Today is World Arthritis Day (WAD) and this year’s theme is “Don’t Delay, Connect Today,” initiated by the European Alliance of Associations for Rheumatology (EULAR), to help raise awareness about the early diagnosis of rheumatic and musculoskeletal diseases (RMD). Arthritis is a chronic disease that afflicts one in four Americans.
But there could soon be a path to prevention of the disease. Last week, a study that “stumbled upon” a vaccine for rheumatoid arthritis (RA) was published in the Proceedings of the National Academy of Sciences. The experimental arthritis vaccine was developed by researchers at the University of Toledo (UToledo) and is a major breakthrough for rheumatoid arthritis and other autoimmune diseases as well.
The vaccine was tested in rats and showed strong, immediate and long-lasting immune responses to confer protection against the disease.
Rheumatoid arthritis is a type of inflammatory arthritis in which the body attacks and breaks down its own healthy tissues. It is one of the most common and debilitating autoimmune disorders, often affecting the lining of joints in the knees, ankles, wrists and hands. Currently, there is no cure or prevention for the disease.
The new investigational arthritis vaccine against inflammatory arthritis is based on the 14-3-3ζ (14-3-3 zeta) protein, which the UToledo researchers had been studying for its role in immune-related pathologies, such as aortic aneurysms and in signaling pathways involving the pro-inflammatory cytokine interleukin-17. 14-3-3ζ is an autoantigen, which means it is an endogenous antigen that triggers an immune response in the body.
The research team, led by Dr. Ritu Chakravarti, assistant professor in the UToledo College of Medicine and Life Sciences, and the paper’s lead author, was investigating 14-3-3ζ as a potential trigger for rheumatoid arthritis.
However, they found the opposite to be true, where the protein was actually protective against development of the disease. They found that removal of the protein using gene editing technology led to severe early onset arthritis as well as bone loss in two rat models. It also resulted in loss of anti-14-3-3ζ antibodies in the knockout (KO) rats. In rescue experiments, supplementation of the antibodies through passive immunization did not suppress arthritis.
With the finding that 14-3-3ζ is protective against rheumatoid arthritis, the researchers then developed a protein-based vaccine using purified 14-3-3ζ.

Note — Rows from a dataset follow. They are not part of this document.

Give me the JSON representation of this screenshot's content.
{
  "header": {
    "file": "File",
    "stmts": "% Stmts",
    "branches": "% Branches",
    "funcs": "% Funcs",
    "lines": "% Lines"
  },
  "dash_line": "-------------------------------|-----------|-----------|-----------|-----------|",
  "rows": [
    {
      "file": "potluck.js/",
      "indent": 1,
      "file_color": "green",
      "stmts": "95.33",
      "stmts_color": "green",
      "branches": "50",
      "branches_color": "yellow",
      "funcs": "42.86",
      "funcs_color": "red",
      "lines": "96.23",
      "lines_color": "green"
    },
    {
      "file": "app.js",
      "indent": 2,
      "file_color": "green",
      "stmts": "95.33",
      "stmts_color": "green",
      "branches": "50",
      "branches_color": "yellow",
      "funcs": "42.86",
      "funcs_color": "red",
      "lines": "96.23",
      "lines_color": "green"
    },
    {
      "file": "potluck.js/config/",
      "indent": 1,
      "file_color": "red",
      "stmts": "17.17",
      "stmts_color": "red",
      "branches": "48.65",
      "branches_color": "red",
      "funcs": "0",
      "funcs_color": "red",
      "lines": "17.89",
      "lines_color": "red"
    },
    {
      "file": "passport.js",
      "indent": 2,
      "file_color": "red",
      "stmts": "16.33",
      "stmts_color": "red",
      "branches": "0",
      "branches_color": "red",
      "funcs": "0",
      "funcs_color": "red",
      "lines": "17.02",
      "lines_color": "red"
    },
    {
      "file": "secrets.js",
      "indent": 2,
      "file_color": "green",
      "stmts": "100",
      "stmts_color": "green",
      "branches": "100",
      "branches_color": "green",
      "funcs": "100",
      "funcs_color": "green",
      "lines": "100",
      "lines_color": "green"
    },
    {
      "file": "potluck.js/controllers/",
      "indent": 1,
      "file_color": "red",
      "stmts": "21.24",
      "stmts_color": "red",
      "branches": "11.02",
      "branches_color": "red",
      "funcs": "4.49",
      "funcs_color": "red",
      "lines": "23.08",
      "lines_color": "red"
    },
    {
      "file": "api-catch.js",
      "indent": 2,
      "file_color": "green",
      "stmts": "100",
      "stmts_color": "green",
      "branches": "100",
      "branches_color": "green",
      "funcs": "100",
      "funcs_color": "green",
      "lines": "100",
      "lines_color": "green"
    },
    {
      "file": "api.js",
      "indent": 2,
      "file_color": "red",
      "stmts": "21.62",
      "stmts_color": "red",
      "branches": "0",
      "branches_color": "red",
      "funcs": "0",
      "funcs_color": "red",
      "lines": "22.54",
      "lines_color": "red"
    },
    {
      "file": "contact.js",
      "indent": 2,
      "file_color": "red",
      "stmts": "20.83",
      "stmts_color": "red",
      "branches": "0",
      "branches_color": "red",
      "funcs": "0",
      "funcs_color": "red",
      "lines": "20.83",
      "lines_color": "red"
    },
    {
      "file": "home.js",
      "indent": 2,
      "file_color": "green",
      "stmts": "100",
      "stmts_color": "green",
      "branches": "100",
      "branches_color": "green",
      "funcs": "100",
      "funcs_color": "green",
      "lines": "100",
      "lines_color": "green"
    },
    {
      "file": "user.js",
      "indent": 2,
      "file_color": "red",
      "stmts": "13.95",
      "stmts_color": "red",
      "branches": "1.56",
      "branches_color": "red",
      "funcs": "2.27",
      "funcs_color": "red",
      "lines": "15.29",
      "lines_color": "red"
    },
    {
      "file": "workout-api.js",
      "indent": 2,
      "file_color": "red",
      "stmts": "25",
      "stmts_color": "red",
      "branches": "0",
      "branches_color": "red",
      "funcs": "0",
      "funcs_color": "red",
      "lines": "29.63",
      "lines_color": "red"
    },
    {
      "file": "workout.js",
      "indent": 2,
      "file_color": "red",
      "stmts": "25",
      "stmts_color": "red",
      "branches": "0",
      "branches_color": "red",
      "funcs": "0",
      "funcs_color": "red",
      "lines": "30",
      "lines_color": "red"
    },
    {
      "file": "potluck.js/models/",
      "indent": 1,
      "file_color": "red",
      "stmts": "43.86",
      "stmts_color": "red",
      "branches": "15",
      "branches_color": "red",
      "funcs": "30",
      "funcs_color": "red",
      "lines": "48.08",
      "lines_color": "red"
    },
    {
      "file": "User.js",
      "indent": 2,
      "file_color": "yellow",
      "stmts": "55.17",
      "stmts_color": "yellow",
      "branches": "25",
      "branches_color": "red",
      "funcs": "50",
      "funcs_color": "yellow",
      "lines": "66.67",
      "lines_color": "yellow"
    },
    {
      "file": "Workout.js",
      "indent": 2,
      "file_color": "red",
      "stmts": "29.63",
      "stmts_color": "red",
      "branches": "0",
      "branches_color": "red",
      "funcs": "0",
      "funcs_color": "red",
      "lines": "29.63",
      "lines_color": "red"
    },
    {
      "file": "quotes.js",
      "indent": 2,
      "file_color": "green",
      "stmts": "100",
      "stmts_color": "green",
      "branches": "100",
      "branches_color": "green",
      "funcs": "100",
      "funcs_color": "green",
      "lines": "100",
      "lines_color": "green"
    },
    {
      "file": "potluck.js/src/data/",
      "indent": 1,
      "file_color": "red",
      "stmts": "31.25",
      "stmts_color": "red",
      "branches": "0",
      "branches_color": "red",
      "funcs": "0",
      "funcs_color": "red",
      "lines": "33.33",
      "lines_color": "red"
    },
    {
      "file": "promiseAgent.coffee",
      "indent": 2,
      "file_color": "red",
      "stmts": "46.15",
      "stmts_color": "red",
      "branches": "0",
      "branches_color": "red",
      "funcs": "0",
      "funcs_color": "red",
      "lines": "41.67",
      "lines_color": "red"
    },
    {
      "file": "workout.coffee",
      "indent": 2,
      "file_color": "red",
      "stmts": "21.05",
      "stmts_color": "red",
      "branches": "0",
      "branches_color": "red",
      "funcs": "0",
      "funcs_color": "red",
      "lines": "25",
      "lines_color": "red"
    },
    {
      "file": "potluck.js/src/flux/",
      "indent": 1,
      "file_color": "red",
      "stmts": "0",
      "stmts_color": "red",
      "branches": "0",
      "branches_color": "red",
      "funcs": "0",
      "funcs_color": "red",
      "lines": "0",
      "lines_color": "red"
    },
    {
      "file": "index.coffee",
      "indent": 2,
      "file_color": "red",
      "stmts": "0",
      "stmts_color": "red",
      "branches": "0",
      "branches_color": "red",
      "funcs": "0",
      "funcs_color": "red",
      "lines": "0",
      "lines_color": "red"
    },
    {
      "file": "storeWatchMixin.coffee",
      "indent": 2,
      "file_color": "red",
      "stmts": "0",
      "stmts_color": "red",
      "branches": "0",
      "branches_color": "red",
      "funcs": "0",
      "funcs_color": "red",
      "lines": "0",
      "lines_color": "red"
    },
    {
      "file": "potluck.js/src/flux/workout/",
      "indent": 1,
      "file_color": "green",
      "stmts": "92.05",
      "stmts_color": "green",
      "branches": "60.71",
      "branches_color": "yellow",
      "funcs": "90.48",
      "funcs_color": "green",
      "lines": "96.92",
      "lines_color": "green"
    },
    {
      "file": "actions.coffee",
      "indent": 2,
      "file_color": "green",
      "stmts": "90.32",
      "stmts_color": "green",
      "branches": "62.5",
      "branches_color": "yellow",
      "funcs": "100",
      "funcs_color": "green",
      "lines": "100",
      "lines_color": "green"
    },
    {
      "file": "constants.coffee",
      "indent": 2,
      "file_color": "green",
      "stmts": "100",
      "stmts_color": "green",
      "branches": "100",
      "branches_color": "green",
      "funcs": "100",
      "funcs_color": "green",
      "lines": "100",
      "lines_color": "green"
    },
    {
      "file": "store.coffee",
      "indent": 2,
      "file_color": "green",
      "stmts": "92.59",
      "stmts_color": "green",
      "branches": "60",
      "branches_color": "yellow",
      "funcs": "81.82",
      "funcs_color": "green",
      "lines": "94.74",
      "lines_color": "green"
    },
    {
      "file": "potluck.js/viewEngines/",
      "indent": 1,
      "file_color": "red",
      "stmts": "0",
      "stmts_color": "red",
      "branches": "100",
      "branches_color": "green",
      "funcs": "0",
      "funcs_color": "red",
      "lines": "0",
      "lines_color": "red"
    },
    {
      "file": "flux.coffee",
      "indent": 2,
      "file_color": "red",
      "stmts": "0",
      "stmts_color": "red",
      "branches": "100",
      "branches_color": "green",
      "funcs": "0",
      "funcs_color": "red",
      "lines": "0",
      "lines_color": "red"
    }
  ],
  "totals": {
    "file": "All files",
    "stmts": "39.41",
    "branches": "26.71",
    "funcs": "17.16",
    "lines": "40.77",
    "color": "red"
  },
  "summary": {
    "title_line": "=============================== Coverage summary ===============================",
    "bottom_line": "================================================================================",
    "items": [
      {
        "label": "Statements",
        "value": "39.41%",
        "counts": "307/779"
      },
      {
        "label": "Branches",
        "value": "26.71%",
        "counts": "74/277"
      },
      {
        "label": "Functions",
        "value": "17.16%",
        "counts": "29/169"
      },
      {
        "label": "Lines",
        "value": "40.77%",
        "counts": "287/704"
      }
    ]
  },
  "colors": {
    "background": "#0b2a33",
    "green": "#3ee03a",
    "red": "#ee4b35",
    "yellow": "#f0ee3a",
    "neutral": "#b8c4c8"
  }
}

They found that 14-3-3ζ immunization during the presymptomatic phase of the disease in the animals led to significant suppression of arthritis in both the wild-type and 14-3-3ζ KO animals. It increased anti-14-3-3ζ antibody levels, collagen production, reduced joint inflammation and maintained bone quality.
“Much to our happy surprise, the rheumatoid arthritis totally disappeared in animals that received a vaccine,” Dr. Chakravarti said in a news release from UToledo. “Sometimes there is no better way than serendipity. We happened to hit a wrong result, but it turned out to be the best result. Those kinds of scientific discoveries are very important in this field.”
And indeed, the unexpected finding of the protective role of 14-3-3ζ in inflammatory arthritis has now led to a preventative arthritis vaccine.
The researchers have filed for a patent on their discovery and are seeking pharmaceutical industry partners to initiate a preclinical trial to evaluate the safety and toxicity profile of the vaccine.
“We have not made any really big discoveries toward treating or preventing rheumatoid arthritis in many years,” Dr. Chakravarti said. “Our approach is completely different. This is a vaccine-based strategy based on a novel target that we hope can treat or prevent rheumatoid arthritis. The potential here is huge.”
And on World Arthritis Day, this is very hopeful news for the millions of sufferers of the disease.
According to the Mayo Clinic, some of the symptoms of rheumatoid arthritis include tender and swollen joints; joint stiffness that is typically worse after inactivity, including in the mornings; and fatigue, fever and loss of appetite.